But first we had to do the Straight Line run and here’s where our team coding paid off. The main problem was that, on the first run I realised I hadn’t disabled the testing mode we had to ensure we didn’t run off the end of our tables. The result was that the robot sped along about half the course and then stopped dead! I quickly disabled the test mode and restarted but of course that lost us time. We also over-compensated for the narrowed section and veered too far to the right. I quickly tweaked the compensation factor and the third run got straight through to the end.
And so to the Pi Noon finals, the last event of the day with everyone crowded round, where we were knocked out in a very quick, very close battle. Our thanks to our driver AV for doing his best in a difficult situation.
You can see us lined up here for the closing ceremony:

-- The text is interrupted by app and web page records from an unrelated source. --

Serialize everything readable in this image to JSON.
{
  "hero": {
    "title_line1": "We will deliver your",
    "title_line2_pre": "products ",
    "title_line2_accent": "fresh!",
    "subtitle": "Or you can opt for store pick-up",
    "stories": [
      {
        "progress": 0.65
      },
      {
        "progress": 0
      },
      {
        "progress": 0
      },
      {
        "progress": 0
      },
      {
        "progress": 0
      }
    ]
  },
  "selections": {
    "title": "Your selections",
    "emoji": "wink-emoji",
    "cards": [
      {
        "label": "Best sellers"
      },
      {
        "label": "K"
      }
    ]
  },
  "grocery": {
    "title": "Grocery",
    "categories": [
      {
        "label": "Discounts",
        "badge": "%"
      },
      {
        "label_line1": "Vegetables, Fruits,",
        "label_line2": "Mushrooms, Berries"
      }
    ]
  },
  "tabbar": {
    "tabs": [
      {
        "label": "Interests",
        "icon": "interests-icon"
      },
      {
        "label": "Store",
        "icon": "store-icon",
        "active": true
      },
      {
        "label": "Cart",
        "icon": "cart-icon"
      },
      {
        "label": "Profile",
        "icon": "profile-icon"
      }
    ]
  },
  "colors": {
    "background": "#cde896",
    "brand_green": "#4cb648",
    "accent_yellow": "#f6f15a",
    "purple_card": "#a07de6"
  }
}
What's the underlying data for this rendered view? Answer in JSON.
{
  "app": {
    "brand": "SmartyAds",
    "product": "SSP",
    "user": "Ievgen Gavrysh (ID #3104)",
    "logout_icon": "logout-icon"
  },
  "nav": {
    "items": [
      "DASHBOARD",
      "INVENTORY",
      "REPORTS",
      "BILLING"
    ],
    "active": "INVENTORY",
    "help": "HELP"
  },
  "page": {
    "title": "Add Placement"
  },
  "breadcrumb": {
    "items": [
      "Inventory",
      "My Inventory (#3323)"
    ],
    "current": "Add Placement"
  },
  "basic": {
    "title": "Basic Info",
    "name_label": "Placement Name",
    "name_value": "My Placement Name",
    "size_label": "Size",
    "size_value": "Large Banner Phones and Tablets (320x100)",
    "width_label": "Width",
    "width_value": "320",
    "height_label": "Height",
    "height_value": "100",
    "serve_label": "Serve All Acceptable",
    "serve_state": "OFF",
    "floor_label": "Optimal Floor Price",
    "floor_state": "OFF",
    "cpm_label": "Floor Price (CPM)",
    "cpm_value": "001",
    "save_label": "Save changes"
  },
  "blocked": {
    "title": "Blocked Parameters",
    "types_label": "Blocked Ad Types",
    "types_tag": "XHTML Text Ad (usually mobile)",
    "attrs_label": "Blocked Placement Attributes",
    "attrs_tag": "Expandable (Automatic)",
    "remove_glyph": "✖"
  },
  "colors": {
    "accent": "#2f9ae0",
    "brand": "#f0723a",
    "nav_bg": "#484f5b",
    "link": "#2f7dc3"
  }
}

We obviously knew we were runners-up in the Pi Noon contest, and the lads went down to receive a medal from Dr Lucy Rodgers. You can see it here held by our final driver and his proud Dad:
And then, to my complete astonishment, we ended up in 4th place overall! I was genuinely surprised, and as the numbers counted down, I imagined that there must have been some kind of oversight and we’d been missed out in 23rd place or something. But there it was: Westpark Club and the lads were delighted (as were their Dads) as they collected the bag of prizes:
It was a great day for us, and I’m glad we decided to try everything we could, even where we had a fair chance of failing miserably. Thanks to all those who’ve helped over the past few months including those who couldn’t make it on the day — to Matthew with Daniel and Andrew, to Enrique with Alvaro and Enrique, to Chus and to Max, and especially to Tony with Alvaro. And thanks, of course, to the amazing Mike and Tim who’ve continued to run this for another year, putting an amazing amount of work and organisation into making it a great community day out.
Thanks to all the other competitors and we hope to see you all next year